Lindsay Rose Russell
Upon publication of Webster’s Third New International Dictionary of the English Language in September 1961, staff of the G. & C. Merriam Company gathered for a celebration at Editor-in-Chief Philip Babcock Gove’s home. Philip and his wife Grace had cultivated the food for the feast on their very own farm, and Grace provided the evening’s entertainments, a musical puppet show with script, lyrics, and marionettes of her own making; their son Norwood recorded the musical accompaniment. Principal characters of the show were principal staff at Merriam-Webster: Philip, managing editor of Webster’s Third since 1951; Gordon J. Gallan, president and publisher of Merriam-Webster since 1953; Anne M. Driscoll, associate editor since 1953; and H. Bosley Woolf, associate editor since 1955. These four protagonists act out a fanciful history of Webster’s Third, inception to completion: Gove and Woolf convincing Gallan to remain faithful to Webster’s Second by not publishing an update, but Driscoll forcing the revision by defenestrating and burning all surviving editions of the Second. The quartet set to work concocting the third edition in “a huge sap bucket, center stage”: They throw in a heap of words (“Words words words.
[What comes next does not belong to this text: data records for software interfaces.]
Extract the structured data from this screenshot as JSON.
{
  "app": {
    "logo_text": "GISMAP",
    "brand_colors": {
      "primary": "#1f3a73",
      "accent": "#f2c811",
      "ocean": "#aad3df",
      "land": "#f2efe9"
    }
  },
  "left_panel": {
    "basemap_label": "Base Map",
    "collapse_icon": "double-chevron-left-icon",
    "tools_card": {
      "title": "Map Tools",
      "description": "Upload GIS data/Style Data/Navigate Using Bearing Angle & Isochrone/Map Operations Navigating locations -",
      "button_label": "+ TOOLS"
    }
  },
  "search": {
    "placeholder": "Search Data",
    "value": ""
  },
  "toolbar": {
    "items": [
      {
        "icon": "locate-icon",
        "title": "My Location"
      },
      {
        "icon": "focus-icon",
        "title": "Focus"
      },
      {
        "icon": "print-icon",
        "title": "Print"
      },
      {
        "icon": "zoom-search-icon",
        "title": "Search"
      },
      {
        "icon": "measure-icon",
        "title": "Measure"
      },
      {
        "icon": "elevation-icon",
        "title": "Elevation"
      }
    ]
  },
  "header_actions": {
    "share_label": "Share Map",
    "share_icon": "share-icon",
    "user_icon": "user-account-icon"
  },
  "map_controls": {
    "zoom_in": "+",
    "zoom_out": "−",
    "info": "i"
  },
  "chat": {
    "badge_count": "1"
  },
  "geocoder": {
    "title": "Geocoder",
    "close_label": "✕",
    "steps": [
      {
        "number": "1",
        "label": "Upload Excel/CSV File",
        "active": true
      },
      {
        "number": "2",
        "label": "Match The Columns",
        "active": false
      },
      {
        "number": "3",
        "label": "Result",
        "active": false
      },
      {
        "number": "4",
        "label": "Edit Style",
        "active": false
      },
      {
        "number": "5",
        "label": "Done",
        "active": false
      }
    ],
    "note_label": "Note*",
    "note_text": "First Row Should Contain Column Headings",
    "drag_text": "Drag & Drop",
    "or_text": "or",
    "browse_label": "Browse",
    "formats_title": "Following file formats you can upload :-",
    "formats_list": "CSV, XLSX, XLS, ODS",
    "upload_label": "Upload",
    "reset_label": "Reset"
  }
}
We love words words words!”), a dash of divine lineage (“We’re the direct descendants of Noah Webster, aren’t (ain’t ?) we?”), a generous helping of staff (“All hands round for definiendum!”), a steady stream of scrupulous accounting (“This is running into money!”), and a pinch of underestimated duration (“How long will it take you?” “Six weeks at least.”). The whole of the musical evidences Grace Gove’s insight into Merriam-Webster’s policies, practices, and office humor as well as her appreciation of the nuances of lexicographical labor, her enjoyment of popular misconceptions about dictionaries, and her skepticism of some lexicography’s claims to be an objective science.
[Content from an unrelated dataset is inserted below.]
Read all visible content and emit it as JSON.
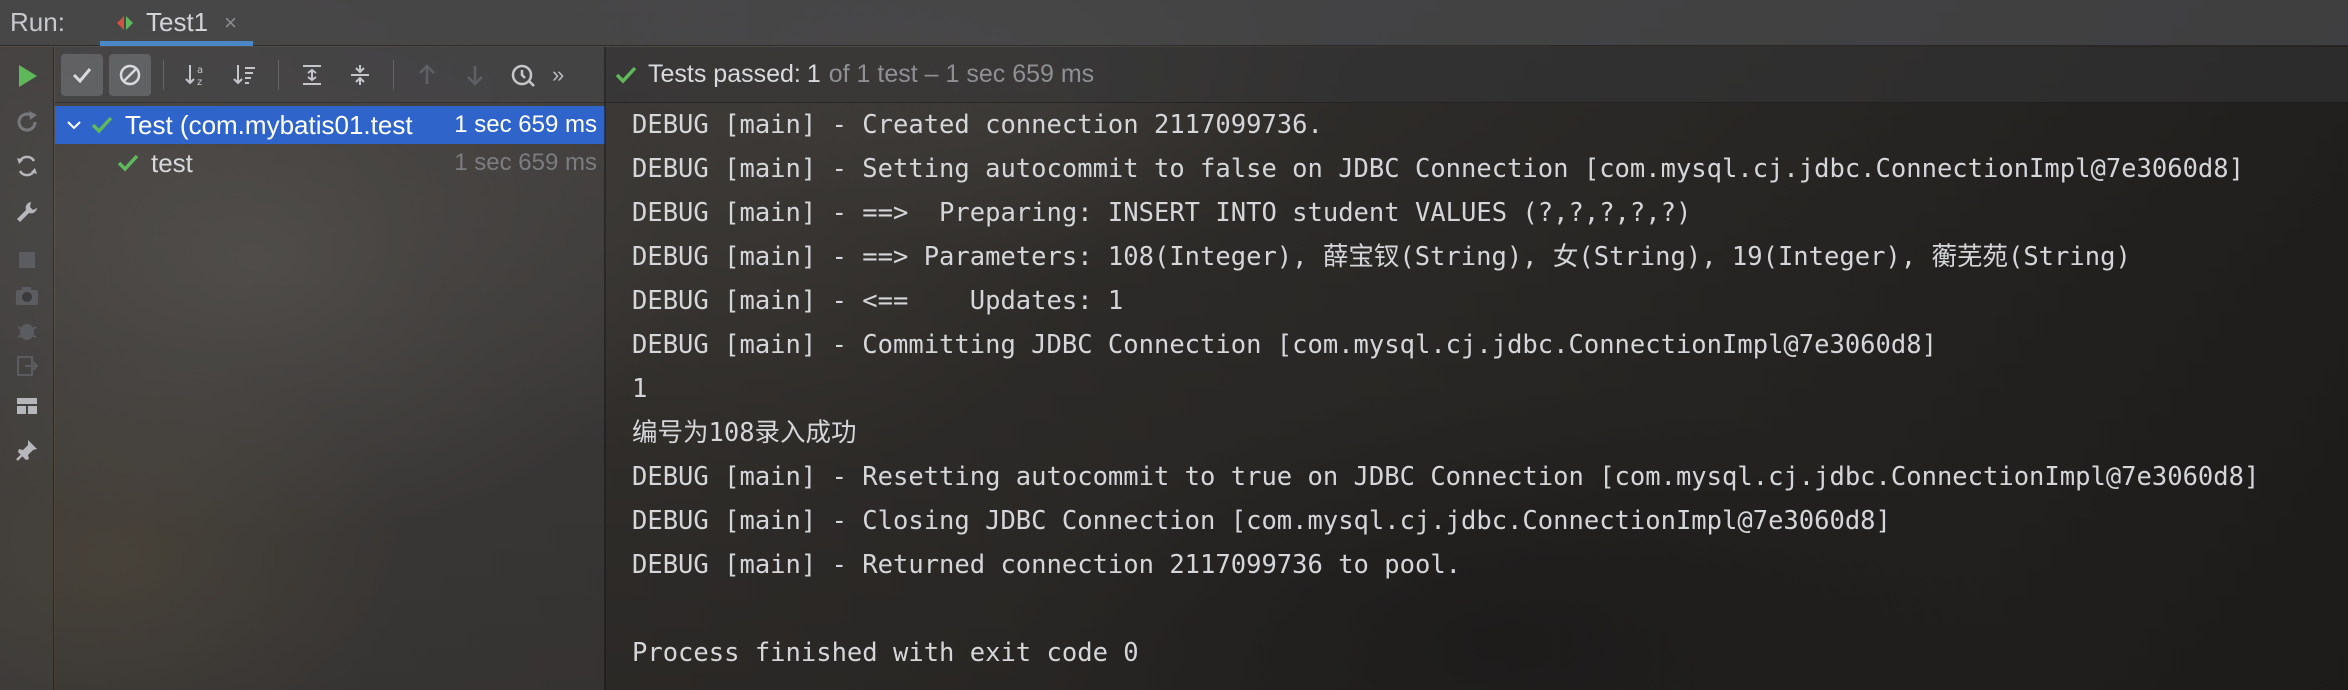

On an evening in May 2019, attendees of the joint meeting of DSNA and SHEL gathered for a modest revival of “The Big Book” on the Frangipani stage of Indiana University’s Memorial Union. DSNA members Rachel Stone, Jason Siegel, Orion Montoya, and Orin Hargraves contributed their dramatic and musical talents; I provided a sense of the script’s history, veracity, and significance to today’s dictionary makers, scholars, and enthusiasts. Our performance was warmly received, with laughter and a standing ovation. It was an honor to bring an important piece of dictionary ephemera to life again in such good company.
Image courtesy of Sue Kay Lee.
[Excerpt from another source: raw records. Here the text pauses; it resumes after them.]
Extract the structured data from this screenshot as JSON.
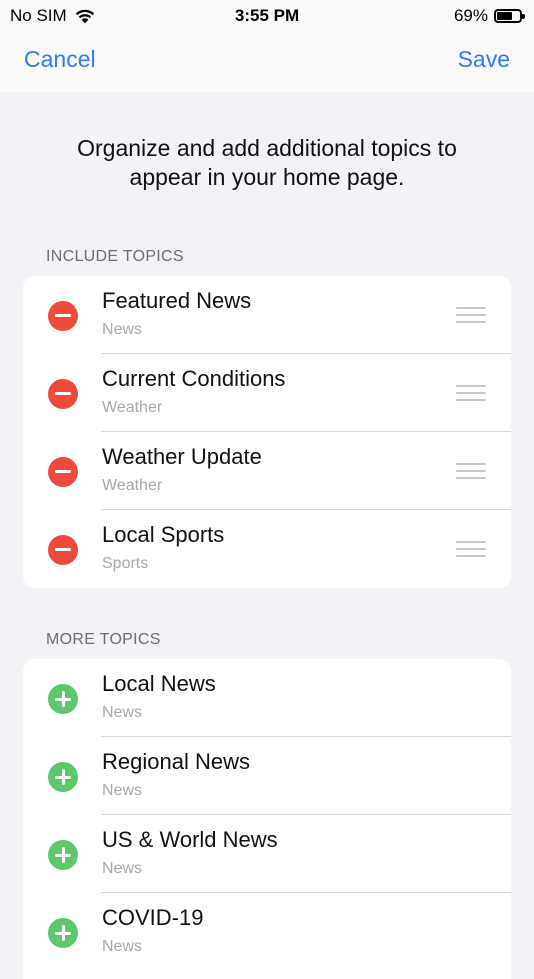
{
  "status": {
    "carrier": "No SIM",
    "time": "3:55 PM",
    "battery_text": "69%",
    "battery_level": 0.69
  },
  "nav": {
    "cancel_label": "Cancel",
    "save_label": "Save"
  },
  "intro_text": "Organize and add additional topics to appear in your home page.",
  "include_section": {
    "header": "INCLUDE TOPICS",
    "items": [
      {
        "title": "Featured News",
        "subtitle": "News"
      },
      {
        "title": "Current Conditions",
        "subtitle": "Weather"
      },
      {
        "title": "Weather Update",
        "subtitle": "Weather"
      },
      {
        "title": "Local Sports",
        "subtitle": "Sports"
      }
    ]
  },
  "more_section": {
    "header": "MORE TOPICS",
    "items": [
      {
        "title": "Local News",
        "subtitle": "News"
      },
      {
        "title": "Regional News",
        "subtitle": "News"
      },
      {
        "title": "US & World News",
        "subtitle": "News"
      },
      {
        "title": "COVID-19",
        "subtitle": "News"
      }
    ]
  },
  "colors": {
    "accent": "#2f7bf6",
    "remove": "#ec4b3b",
    "add": "#5cc86a"
  }
}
Steven Kleinedler’s presidential address was recorded and can be played here.